Myths and Legends of All Nations Famous Stories from the Greek, German, English, Spanish, Scandinavian, Danish, French, Russian, Bohemian, Italian and other sources
Page: 91First of all there met them Androgeos with a great company following him, who, thinking them to be friends, said, "Haste, comrades; why are ye so late? We are spoiling this city of Troy and ye are but newly come from the ships." But forthwith,[Pg 160] for they answered him not as he had looked for, he knew that he had fallen among enemies. Then even as one who treads upon a snake unawares among thorns and flies from it when it rises angrily against him with swelling neck, so Androgeos would have fled. But the men of Troy rushed on and, seeing that they knew all the place and that great fear was upon the Greeks, slew many men. Then said Corœbus, "We have good luck in this matter, my friends. Come now, let us change our shields and put upon us the armor of these Greeks. For whether we deal with our enemy by craft or by force, who will ask?" Then he took to himself the helmet and shield of Androgeos and also girded the sword upon him. In like manner did the others, and thus, going disguised among the Greeks, slew many, so that some again fled to the ships and some were fain to climb into the horse of wood. But lo! men came dragging by the hair from the temple of Minerva the virgin Cassandra, whom when Corœbus beheld, and how she lifted up her eyes to heaven (but as for her hands, they were bound with iron), he endured not the sight, but threw himself upon those that dragged her, the others following him. Then did a grievous mischance befall them, for the men of Troy that stood upon the roof of the temple cast spears against them, judging them to be enemies. The Greeks also, being wroth that the virgin should be taken from them, fought the more fiercely, and many who had before been put to flight in the city came against them and prevailed, being indeed many against few. Then first of all fell Corœbus, being slain by Peneleus the Bœotian, and Rhipeus also, the most righteous of all the sons of Troy. But the gods dealt not with him after his righteousness. Hypanis also was slain and Dymas, and Panthus escaped not for all that more than other men he feared the gods and was also the priest of Apollo.

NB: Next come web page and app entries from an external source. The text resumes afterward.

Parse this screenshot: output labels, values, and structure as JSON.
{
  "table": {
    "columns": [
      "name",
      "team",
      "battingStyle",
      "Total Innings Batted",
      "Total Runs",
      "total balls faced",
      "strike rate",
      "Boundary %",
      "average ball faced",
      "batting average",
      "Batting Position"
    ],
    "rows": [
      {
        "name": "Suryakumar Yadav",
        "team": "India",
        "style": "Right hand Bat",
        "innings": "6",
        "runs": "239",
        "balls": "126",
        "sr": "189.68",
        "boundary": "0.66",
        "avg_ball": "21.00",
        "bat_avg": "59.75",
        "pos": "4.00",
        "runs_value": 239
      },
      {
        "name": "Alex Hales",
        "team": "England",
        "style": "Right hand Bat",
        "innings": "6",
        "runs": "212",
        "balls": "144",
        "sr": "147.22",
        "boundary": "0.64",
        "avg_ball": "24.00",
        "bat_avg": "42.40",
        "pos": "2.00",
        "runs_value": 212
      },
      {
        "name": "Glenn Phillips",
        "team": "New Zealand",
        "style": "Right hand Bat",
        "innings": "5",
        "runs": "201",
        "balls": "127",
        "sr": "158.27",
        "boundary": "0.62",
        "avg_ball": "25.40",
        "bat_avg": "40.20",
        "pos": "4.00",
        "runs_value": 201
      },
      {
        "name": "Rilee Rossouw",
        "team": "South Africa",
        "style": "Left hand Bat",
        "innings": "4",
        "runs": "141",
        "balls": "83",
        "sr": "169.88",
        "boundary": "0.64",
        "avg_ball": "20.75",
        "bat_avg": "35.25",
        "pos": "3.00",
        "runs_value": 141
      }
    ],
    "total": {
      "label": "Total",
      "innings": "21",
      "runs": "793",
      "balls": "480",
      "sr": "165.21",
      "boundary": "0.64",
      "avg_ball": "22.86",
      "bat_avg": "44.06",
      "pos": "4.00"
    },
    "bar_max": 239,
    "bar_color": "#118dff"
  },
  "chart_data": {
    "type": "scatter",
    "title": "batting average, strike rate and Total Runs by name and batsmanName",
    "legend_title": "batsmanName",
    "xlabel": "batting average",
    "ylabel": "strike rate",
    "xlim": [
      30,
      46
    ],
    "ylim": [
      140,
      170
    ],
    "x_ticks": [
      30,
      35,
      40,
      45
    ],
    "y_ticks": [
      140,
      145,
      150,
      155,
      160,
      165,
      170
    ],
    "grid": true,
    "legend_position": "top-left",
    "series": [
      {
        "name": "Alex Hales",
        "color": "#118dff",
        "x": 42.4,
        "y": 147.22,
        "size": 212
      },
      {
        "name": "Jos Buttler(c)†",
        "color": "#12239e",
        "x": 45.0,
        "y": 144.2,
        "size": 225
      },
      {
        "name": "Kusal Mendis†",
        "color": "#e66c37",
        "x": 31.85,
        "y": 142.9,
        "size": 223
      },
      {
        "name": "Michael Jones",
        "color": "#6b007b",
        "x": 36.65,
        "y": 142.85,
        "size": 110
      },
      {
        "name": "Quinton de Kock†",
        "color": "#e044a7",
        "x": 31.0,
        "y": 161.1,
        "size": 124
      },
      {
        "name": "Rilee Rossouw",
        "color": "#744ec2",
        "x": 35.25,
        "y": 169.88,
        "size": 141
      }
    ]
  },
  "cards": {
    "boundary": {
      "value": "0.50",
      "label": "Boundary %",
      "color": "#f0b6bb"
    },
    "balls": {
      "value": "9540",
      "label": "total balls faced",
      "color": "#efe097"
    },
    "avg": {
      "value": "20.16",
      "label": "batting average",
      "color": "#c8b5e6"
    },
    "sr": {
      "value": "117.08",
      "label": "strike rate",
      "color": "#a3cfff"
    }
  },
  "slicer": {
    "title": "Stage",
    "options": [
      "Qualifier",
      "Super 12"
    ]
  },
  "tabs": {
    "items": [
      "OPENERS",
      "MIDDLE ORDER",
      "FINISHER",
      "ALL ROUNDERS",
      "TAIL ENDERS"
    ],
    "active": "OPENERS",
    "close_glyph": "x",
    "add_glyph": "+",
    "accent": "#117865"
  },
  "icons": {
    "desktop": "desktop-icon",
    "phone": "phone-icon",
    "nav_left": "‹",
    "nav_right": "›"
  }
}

Then was Æneas severed from the rest, having with him[Pg 161] two only, Iphitus and Pelias, Iphitus being an old man and Pelias sorely wounded by Ulysses. And these, hearing a great shouting, hastened to the palace of King Priam, where the battle was fiercer than in any place beside. For some of the Greeks were seeking to climb the walls, laying ladders thereto, whereon they stood, holding forth their shields with their left hands and with their right grasping the roofs. And the men of Troy, on the other hand, being in the last extremity, tore down the battlements and the gilded beams wherewith the men of old had adorned the palace. Then Æneas, knowing of a secret door whereby the unhappy Andromache in past days had been wont to enter, bringing her son Astyanax to his grandfather, climbed on to the roof and joined himself to those that fought therefrom. Now upon this roof there was a tower, whence all Troy could be seen and the camp of the Greeks and the ships. This the men of Troy loosened from its foundations with bars of iron, and thrust it over, so that it fell upon the enemy, slaying many of them. But not the less did others press forward, casting the while stones and javelins and all that came to their hands.